Exercise description: If an entry holds a picture, drop the picture but restate the entry word for word.

(Data excerpts)
::::

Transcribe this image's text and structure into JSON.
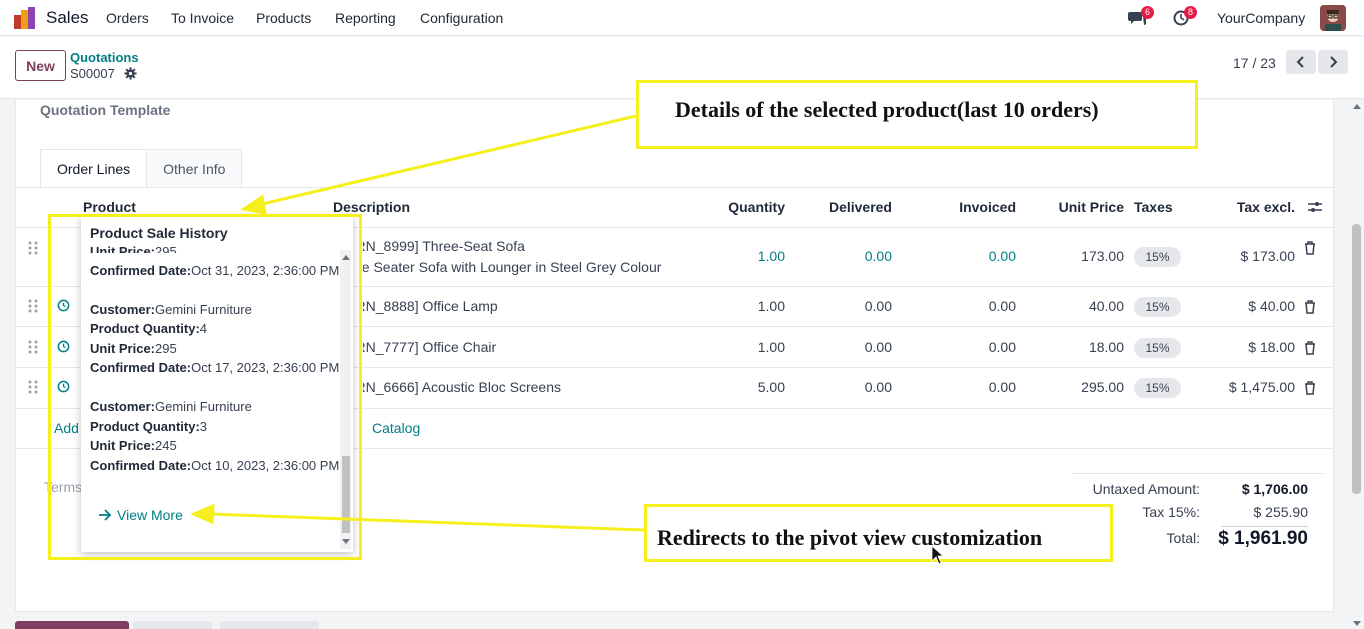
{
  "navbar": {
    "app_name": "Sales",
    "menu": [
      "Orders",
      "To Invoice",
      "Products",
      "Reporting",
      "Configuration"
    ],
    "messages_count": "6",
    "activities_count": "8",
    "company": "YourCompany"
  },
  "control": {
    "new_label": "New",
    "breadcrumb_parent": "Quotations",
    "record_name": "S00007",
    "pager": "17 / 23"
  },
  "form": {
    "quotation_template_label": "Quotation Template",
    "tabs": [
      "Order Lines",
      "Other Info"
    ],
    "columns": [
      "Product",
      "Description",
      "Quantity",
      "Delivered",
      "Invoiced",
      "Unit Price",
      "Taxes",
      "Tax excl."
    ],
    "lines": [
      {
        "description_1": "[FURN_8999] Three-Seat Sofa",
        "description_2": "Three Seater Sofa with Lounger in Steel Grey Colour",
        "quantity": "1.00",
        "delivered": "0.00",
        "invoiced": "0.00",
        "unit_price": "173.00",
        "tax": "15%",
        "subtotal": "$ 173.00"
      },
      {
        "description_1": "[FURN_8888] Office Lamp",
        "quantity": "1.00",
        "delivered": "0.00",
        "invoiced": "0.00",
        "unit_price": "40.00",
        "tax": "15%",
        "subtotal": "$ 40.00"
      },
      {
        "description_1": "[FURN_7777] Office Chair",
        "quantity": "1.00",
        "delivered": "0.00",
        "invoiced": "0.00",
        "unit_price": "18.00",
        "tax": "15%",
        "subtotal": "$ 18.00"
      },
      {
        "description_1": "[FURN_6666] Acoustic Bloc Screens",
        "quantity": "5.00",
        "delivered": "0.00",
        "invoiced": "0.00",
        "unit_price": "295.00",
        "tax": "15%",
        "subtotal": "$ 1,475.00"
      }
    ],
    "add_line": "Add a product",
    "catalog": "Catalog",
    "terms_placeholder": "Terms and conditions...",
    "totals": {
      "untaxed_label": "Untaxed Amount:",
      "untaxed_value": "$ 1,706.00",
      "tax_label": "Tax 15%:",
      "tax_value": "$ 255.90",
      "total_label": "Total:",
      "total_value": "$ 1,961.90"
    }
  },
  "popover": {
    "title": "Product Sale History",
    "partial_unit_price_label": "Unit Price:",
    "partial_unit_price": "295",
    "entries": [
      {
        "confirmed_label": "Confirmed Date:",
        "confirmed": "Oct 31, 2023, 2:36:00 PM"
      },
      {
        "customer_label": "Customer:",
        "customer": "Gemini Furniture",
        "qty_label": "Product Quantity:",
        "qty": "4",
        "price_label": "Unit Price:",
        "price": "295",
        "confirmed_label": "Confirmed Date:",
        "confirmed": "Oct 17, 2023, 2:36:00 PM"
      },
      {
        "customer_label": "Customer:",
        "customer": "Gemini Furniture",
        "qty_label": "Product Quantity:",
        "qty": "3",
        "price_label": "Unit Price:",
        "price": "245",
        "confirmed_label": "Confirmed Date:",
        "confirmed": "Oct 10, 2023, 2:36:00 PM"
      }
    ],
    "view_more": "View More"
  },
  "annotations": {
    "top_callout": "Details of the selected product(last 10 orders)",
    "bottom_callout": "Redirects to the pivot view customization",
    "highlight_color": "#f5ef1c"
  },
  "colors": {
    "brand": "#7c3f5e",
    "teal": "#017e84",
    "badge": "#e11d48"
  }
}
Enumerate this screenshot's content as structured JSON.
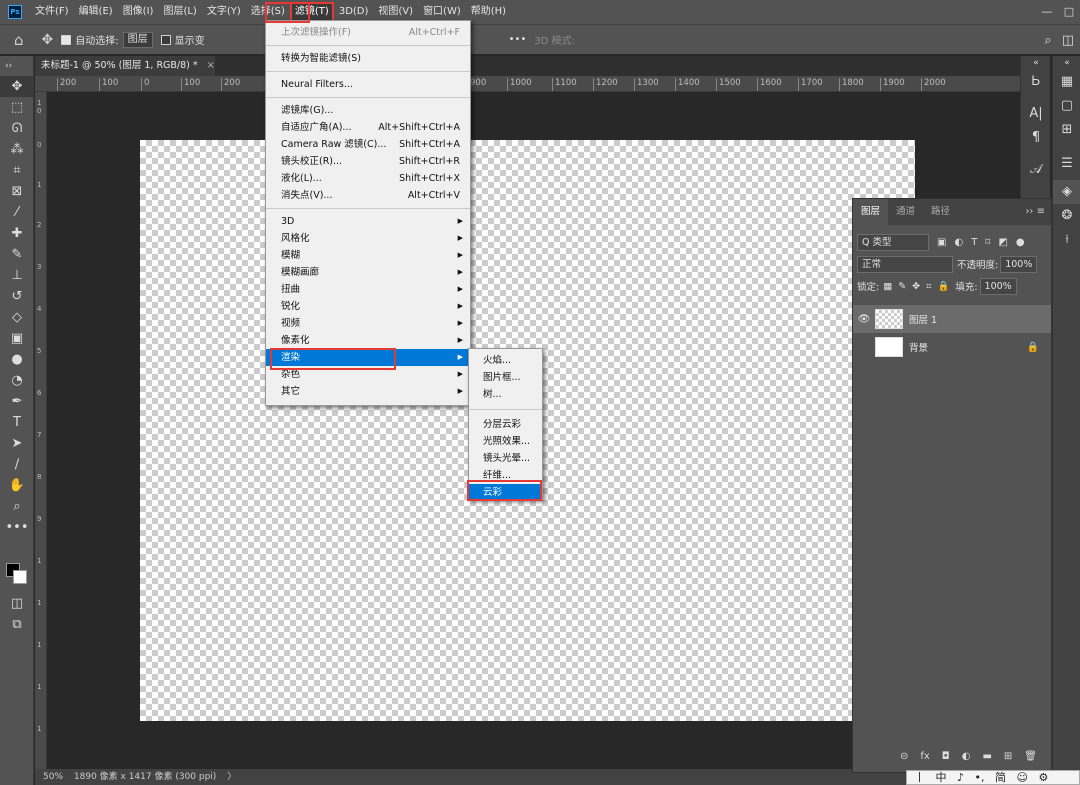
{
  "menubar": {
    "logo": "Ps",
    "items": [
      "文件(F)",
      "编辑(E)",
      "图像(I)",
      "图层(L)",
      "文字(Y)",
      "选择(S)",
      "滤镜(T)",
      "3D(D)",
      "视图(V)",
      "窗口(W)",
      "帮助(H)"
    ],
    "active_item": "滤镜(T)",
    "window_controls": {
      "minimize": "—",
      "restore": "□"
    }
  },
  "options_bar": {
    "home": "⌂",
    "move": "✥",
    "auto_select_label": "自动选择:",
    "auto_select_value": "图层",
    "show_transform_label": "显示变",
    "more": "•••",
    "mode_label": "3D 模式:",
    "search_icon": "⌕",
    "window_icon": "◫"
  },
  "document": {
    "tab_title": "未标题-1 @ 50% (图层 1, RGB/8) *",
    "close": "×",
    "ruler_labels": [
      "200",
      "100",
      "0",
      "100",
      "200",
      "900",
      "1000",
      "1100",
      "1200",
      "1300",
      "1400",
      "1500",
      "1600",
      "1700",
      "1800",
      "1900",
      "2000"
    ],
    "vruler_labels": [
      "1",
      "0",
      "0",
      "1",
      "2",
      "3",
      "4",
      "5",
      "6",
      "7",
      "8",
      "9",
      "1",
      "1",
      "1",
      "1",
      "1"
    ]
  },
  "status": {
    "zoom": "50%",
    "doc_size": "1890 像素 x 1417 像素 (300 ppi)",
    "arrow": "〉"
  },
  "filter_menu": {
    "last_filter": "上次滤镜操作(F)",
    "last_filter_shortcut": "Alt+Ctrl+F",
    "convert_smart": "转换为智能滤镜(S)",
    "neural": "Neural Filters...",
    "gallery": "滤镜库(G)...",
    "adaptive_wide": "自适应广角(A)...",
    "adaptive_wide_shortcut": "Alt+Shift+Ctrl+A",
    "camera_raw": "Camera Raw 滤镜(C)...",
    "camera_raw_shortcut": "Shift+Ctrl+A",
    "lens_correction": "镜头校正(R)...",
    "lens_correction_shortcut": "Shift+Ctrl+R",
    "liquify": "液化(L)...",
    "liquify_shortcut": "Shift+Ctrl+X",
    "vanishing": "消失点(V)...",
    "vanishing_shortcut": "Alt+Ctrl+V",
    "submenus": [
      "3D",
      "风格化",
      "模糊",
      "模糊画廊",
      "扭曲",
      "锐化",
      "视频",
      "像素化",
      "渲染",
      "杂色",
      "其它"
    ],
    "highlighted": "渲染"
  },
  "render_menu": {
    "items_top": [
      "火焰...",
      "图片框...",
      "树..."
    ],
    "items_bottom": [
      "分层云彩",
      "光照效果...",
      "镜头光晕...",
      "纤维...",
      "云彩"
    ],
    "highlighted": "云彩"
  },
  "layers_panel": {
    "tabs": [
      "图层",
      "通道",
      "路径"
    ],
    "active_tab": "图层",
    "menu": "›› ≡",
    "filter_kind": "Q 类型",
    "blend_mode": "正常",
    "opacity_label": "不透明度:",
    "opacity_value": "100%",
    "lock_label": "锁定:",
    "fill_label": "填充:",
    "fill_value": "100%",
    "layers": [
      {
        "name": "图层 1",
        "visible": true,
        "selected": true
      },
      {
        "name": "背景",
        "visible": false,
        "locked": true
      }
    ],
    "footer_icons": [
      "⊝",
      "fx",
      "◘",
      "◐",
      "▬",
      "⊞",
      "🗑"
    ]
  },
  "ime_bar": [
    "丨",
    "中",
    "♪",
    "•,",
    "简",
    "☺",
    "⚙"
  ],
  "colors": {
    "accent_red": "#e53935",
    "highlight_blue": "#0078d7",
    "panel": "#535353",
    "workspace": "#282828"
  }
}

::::

Reply to the exercise:
Transcribe this image's text and structure into JSON.
{
  "navbar": {
    "app_name": "Sales",
    "menu": [
      "Orders",
      "To Invoice",
      "Products",
      "Reporting",
      "Configuration"
    ],
    "messages_count": "6",
    "activities_count": "8",
    "company": "YourCompany"
  },
  "control": {
    "new_label": "New",
    "breadcrumb_parent": "Quotations",
    "record_name": "S00007",
    "pager": "17 / 23"
  },
  "form": {
    "quotation_template_label": "Quotation Template",
    "tabs": [
      "Order Lines",
      "Other Info"
    ],
    "columns": [
      "Product",
      "Description",
      "Quantity",
      "Delivered",
      "Invoiced",
      "Unit Price",
      "Taxes",
      "Tax excl."
    ],
    "lines": [
      {
        "description_1": "[FURN_8999] Three-Seat Sofa",
        "description_2": "Three Seater Sofa with Lounger in Steel Grey Colour",
        "quantity": "1.00",
        "delivered": "0.00",
        "invoiced": "0.00",
        "unit_price": "173.00",
        "tax": "15%",
        "subtotal": "$ 173.00"
      },
      {
        "description_1": "[FURN_8888] Office Lamp",
        "quantity": "1.00",
        "delivered": "0.00",
        "invoiced": "0.00",
        "unit_price": "40.00",
        "tax": "15%",
        "subtotal": "$ 40.00"
      },
      {
        "description_1": "[FURN_7777] Office Chair",
        "quantity": "1.00",
        "delivered": "0.00",
        "invoiced": "0.00",
        "unit_price": "18.00",
        "tax": "15%",
        "subtotal": "$ 18.00"
      },
      {
        "description_1": "[FURN_6666] Acoustic Bloc Screens",
        "quantity": "5.00",
        "delivered": "0.00",
        "invoiced": "0.00",
        "unit_price": "295.00",
        "tax": "15%",
        "subtotal": "$ 1,475.00"
      }
    ],
    "add_line": "Add a product",
    "catalog": "Catalog",
    "terms_placeholder": "Terms and conditions...",
    "totals": {
      "untaxed_label": "Untaxed Amount:",
      "untaxed_value": "$ 1,706.00",
      "tax_label": "Tax 15%:",
      "tax_value": "$ 255.90",
      "total_label": "Total:",
      "total_value": "$ 1,961.90"
    }
  },
  "popover": {
    "title": "Product Sale History",
    "partial_unit_price_label": "Unit Price:",
    "partial_unit_price": "295",
    "entries": [
      {
        "confirmed_label": "Confirmed Date:",
        "confirmed": "Oct 31, 2023, 2:36:00 PM"
      },
      {
        "customer_label": "Customer:",
        "customer": "Gemini Furniture",
        "qty_label": "Product Quantity:",
        "qty": "4",
        "price_label": "Unit Price:",
        "price": "295",
        "confirmed_label": "Confirmed Date:",
        "confirmed": "Oct 17, 2023, 2:36:00 PM"
      },
      {
        "customer_label": "Customer:",
        "customer": "Gemini Furniture",
        "qty_label": "Product Quantity:",
        "qty": "3",
        "price_label": "Unit Price:",
        "price": "245",
        "confirmed_label": "Confirmed Date:",
        "confirmed": "Oct 10, 2023, 2:36:00 PM"
      }
    ],
    "view_more": "View More"
  },
  "annotations": {
    "top_callout": "Details of the selected product(last 10 orders)",
    "bottom_callout": "Redirects to the pivot view customization",
    "highlight_color": "#f5ef1c"
  },
  "colors": {
    "brand": "#7c3f5e",
    "teal": "#017e84",
    "badge": "#e11d48"
  }
}
Enumerate this screenshot's content as structured JSON.
{
  "menubar": {
    "logo": "Ps",
    "items": [
      "文件(F)",
      "编辑(E)",
      "图像(I)",
      "图层(L)",
      "文字(Y)",
      "选择(S)",
      "滤镜(T)",
      "3D(D)",
      "视图(V)",
      "窗口(W)",
      "帮助(H)"
    ],
    "active_item": "滤镜(T)",
    "window_controls": {
      "minimize": "—",
      "restore": "□"
    }
  },
  "options_bar": {
    "home": "⌂",
    "move": "✥",
    "auto_select_label": "自动选择:",
    "auto_select_value": "图层",
    "show_transform_label": "显示变",
    "more": "•••",
    "mode_label": "3D 模式:",
    "search_icon": "⌕",
    "window_icon": "◫"
  },
  "document": {
    "tab_title": "未标题-1 @ 50% (图层 1, RGB/8) *",
    "close": "×",
    "ruler_labels": [
      "200",
      "100",
      "0",
      "100",
      "200",
      "900",
      "1000",
      "1100",
      "1200",
      "1300",
      "1400",
      "1500",
      "1600",
      "1700",
      "1800",
      "1900",
      "2000"
    ],
    "vruler_labels": [
      "1",
      "0",
      "0",
      "1",
      "2",
      "3",
      "4",
      "5",
      "6",
      "7",
      "8",
      "9",
      "1",
      "1",
      "1",
      "1",
      "1"
    ]
  },
  "status": {
    "zoom": "50%",
    "doc_size": "1890 像素 x 1417 像素 (300 ppi)",
    "arrow": "〉"
  },
  "filter_menu": {
    "last_filter": "上次滤镜操作(F)",
    "last_filter_shortcut": "Alt+Ctrl+F",
    "convert_smart": "转换为智能滤镜(S)",
    "neural": "Neural Filters...",
    "gallery": "滤镜库(G)...",
    "adaptive_wide": "自适应广角(A)...",
    "adaptive_wide_shortcut": "Alt+Shift+Ctrl+A",
    "camera_raw": "Camera Raw 滤镜(C)...",
    "camera_raw_shortcut": "Shift+Ctrl+A",
    "lens_correction": "镜头校正(R)...",
    "lens_correction_shortcut": "Shift+Ctrl+R",
    "liquify": "液化(L)...",
    "liquify_shortcut": "Shift+Ctrl+X",
    "vanishing": "消失点(V)...",
    "vanishing_shortcut": "Alt+Ctrl+V",
    "submenus": [
      "3D",
      "风格化",
      "模糊",
      "模糊画廊",
      "扭曲",
      "锐化",
      "视频",
      "像素化",
      "渲染",
      "杂色",
      "其它"
    ],
    "highlighted": "渲染"
  },
  "render_menu": {
    "items_top": [
      "火焰...",
      "图片框...",
      "树..."
    ],
    "items_bottom": [
      "分层云彩",
      "光照效果...",
      "镜头光晕...",
      "纤维...",
      "云彩"
    ],
    "highlighted": "云彩"
  },
  "layers_panel": {
    "tabs": [
      "图层",
      "通道",
      "路径"
    ],
    "active_tab": "图层",
    "menu": "›› ≡",
    "filter_kind": "Q 类型",
    "blend_mode": "正常",
    "opacity_label": "不透明度:",
    "opacity_value": "100%",
    "lock_label": "锁定:",
    "fill_label": "填充:",
    "fill_value": "100%",
    "layers": [
      {
        "name": "图层 1",
        "visible": true,
        "selected": true
      },
      {
        "name": "背景",
        "visible": false,
        "locked": true
      }
    ],
    "footer_icons": [
      "⊝",
      "fx",
      "◘",
      "◐",
      "▬",
      "⊞",
      "🗑"
    ]
  },
  "ime_bar": [
    "丨",
    "中",
    "♪",
    "•,",
    "简",
    "☺",
    "⚙"
  ],
  "colors": {
    "accent_red": "#e53935",
    "highlight_blue": "#0078d7",
    "panel": "#535353",
    "workspace": "#282828"
  }
}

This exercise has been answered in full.